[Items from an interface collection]
=-=-=
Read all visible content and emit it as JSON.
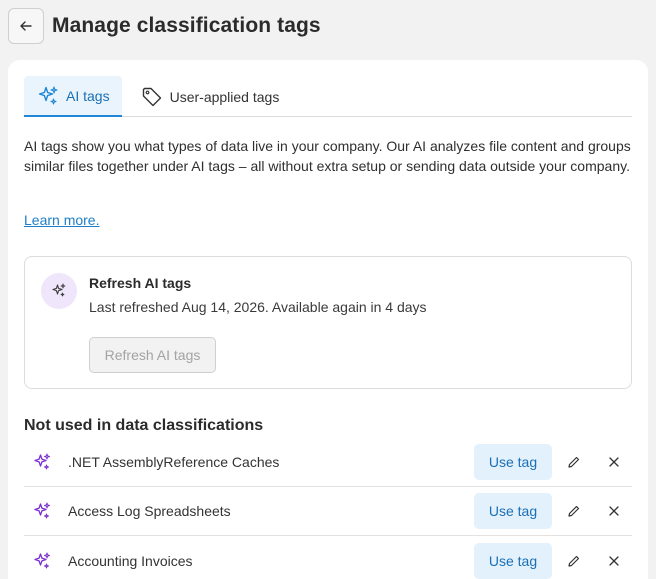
{
  "header": {
    "title": "Manage classification tags",
    "back_icon": "arrow-left-icon"
  },
  "tabs": [
    {
      "label": "AI tags",
      "icon": "sparkle-icon",
      "active": true
    },
    {
      "label": "User-applied tags",
      "icon": "tag-icon",
      "active": false
    }
  ],
  "description": "AI tags show you what types of data live in your company. Our AI analyzes file content and groups similar files together under AI tags – all without extra setup or sending data outside your company.",
  "learn_more": "Learn more.",
  "refresh": {
    "title": "Refresh AI tags",
    "subtitle": "Last refreshed Aug 14, 2026.  Available again in 4 days",
    "button": "Refresh AI tags"
  },
  "section_title": "Not used in data classifications",
  "rows": [
    {
      "label": ".NET AssemblyReference Caches",
      "button": "Use tag"
    },
    {
      "label": "Access Log Spreadsheets",
      "button": "Use tag"
    },
    {
      "label": "Accounting Invoices",
      "button": "Use tag"
    }
  ],
  "colors": {
    "accent": "#1e88d6",
    "ai_purple": "#7b2fd1",
    "background": "#f2f2f2"
  }
}
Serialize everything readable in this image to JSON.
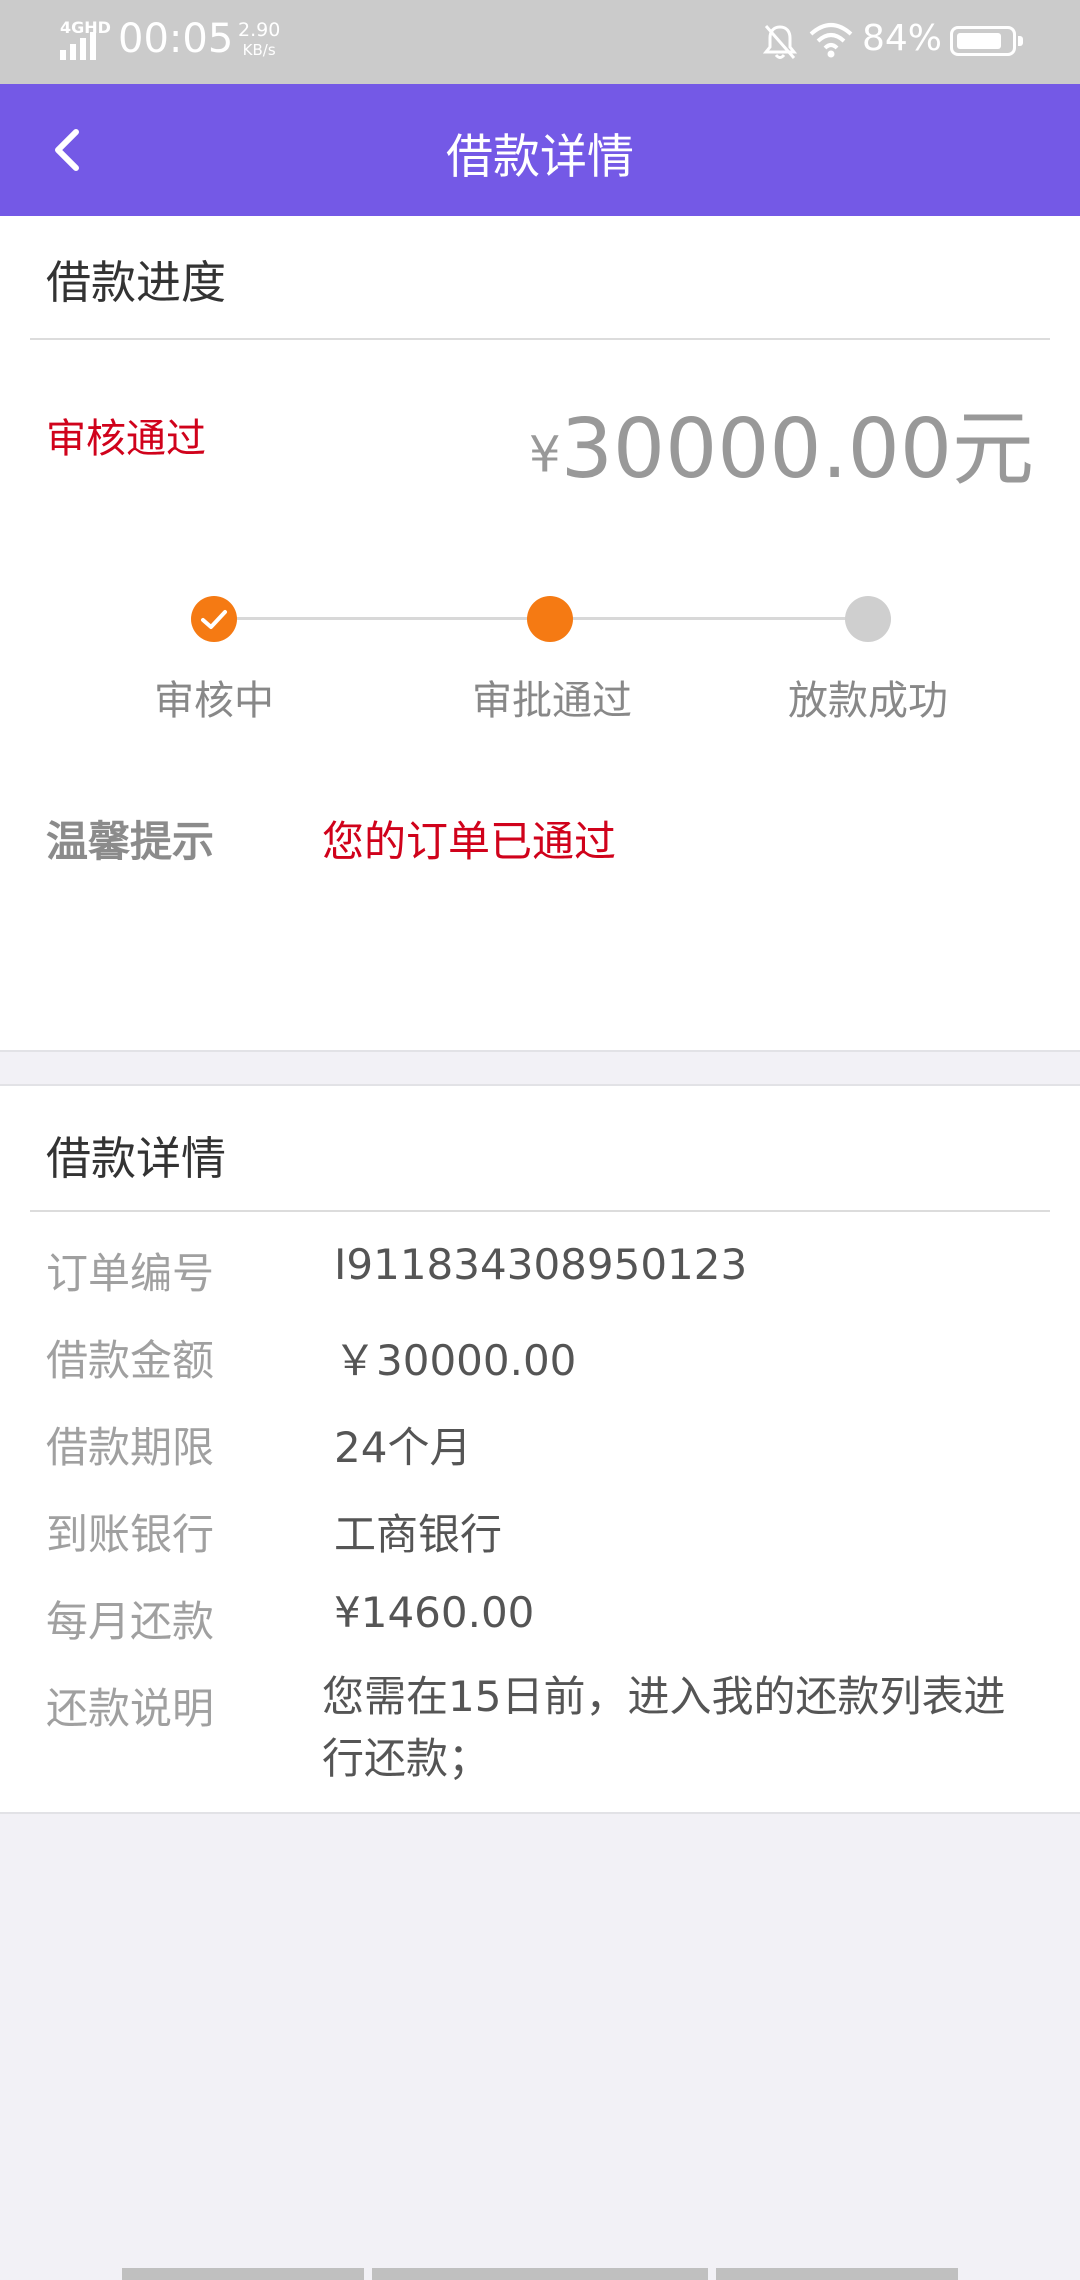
{
  "status_bar": {
    "network": "4GHD",
    "time": "00:05",
    "speed_value": "2.90",
    "speed_unit": "KB/s",
    "battery": "84%",
    "battery_level_percent": 84
  },
  "nav": {
    "title": "借款详情",
    "back_icon": "chevron-left-icon"
  },
  "progress": {
    "section_title": "借款进度",
    "status": "审核通过",
    "amount_symbol": "¥",
    "amount": "30000.00元",
    "steps": [
      {
        "label": "审核中",
        "state": "completed"
      },
      {
        "label": "审批通过",
        "state": "current"
      },
      {
        "label": "放款成功",
        "state": "pending"
      }
    ],
    "tip_label": "温馨提示",
    "tip_text": "您的订单已通过"
  },
  "details": {
    "section_title": "借款详情",
    "rows": [
      {
        "label": "订单编号",
        "value": "I911834308950123"
      },
      {
        "label": "借款金额",
        "value": "￥30000.00"
      },
      {
        "label": "借款期限",
        "value": "24个月"
      },
      {
        "label": "到账银行",
        "value": "工商银行"
      },
      {
        "label": "每月还款",
        "value": "¥1460.00"
      },
      {
        "label": "还款说明",
        "value": "您需在15日前，进入我的还款列表进行还款；"
      }
    ]
  },
  "colors": {
    "nav_bg": "#7459e6",
    "accent_orange": "#f57a13",
    "alert_red": "#d0021b",
    "pending_gray": "#cfcfcf"
  }
}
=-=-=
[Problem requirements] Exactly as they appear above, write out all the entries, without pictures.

[Answer to this exercise]
Read all visible content and emit it as JSON.
{
  "header": {
    "title": "Manage classification tags",
    "back_icon": "arrow-left-icon"
  },
  "tabs": [
    {
      "label": "AI tags",
      "icon": "sparkle-icon",
      "active": true
    },
    {
      "label": "User-applied tags",
      "icon": "tag-icon",
      "active": false
    }
  ],
  "description": "AI tags show you what types of data live in your company. Our AI analyzes file content and groups similar files together under AI tags – all without extra setup or sending data outside your company.",
  "learn_more": "Learn more.",
  "refresh": {
    "title": "Refresh AI tags",
    "subtitle": "Last refreshed Aug 14, 2026.  Available again in 4 days",
    "button": "Refresh AI tags"
  },
  "section_title": "Not used in data classifications",
  "rows": [
    {
      "label": ".NET AssemblyReference Caches",
      "button": "Use tag"
    },
    {
      "label": "Access Log Spreadsheets",
      "button": "Use tag"
    },
    {
      "label": "Accounting Invoices",
      "button": "Use tag"
    }
  ],
  "colors": {
    "accent": "#1e88d6",
    "ai_purple": "#7b2fd1",
    "background": "#f2f2f2"
  }
}
Serialize everything readable in this image to JSON.
{
  "status_bar": {
    "network": "4GHD",
    "time": "00:05",
    "speed_value": "2.90",
    "speed_unit": "KB/s",
    "battery": "84%",
    "battery_level_percent": 84
  },
  "nav": {
    "title": "借款详情",
    "back_icon": "chevron-left-icon"
  },
  "progress": {
    "section_title": "借款进度",
    "status": "审核通过",
    "amount_symbol": "¥",
    "amount": "30000.00元",
    "steps": [
      {
        "label": "审核中",
        "state": "completed"
      },
      {
        "label": "审批通过",
        "state": "current"
      },
      {
        "label": "放款成功",
        "state": "pending"
      }
    ],
    "tip_label": "温馨提示",
    "tip_text": "您的订单已通过"
  },
  "details": {
    "section_title": "借款详情",
    "rows": [
      {
        "label": "订单编号",
        "value": "I911834308950123"
      },
      {
        "label": "借款金额",
        "value": "￥30000.00"
      },
      {
        "label": "借款期限",
        "value": "24个月"
      },
      {
        "label": "到账银行",
        "value": "工商银行"
      },
      {
        "label": "每月还款",
        "value": "¥1460.00"
      },
      {
        "label": "还款说明",
        "value": "您需在15日前，进入我的还款列表进行还款；"
      }
    ]
  },
  "colors": {
    "nav_bg": "#7459e6",
    "accent_orange": "#f57a13",
    "alert_red": "#d0021b",
    "pending_gray": "#cfcfcf"
  }
}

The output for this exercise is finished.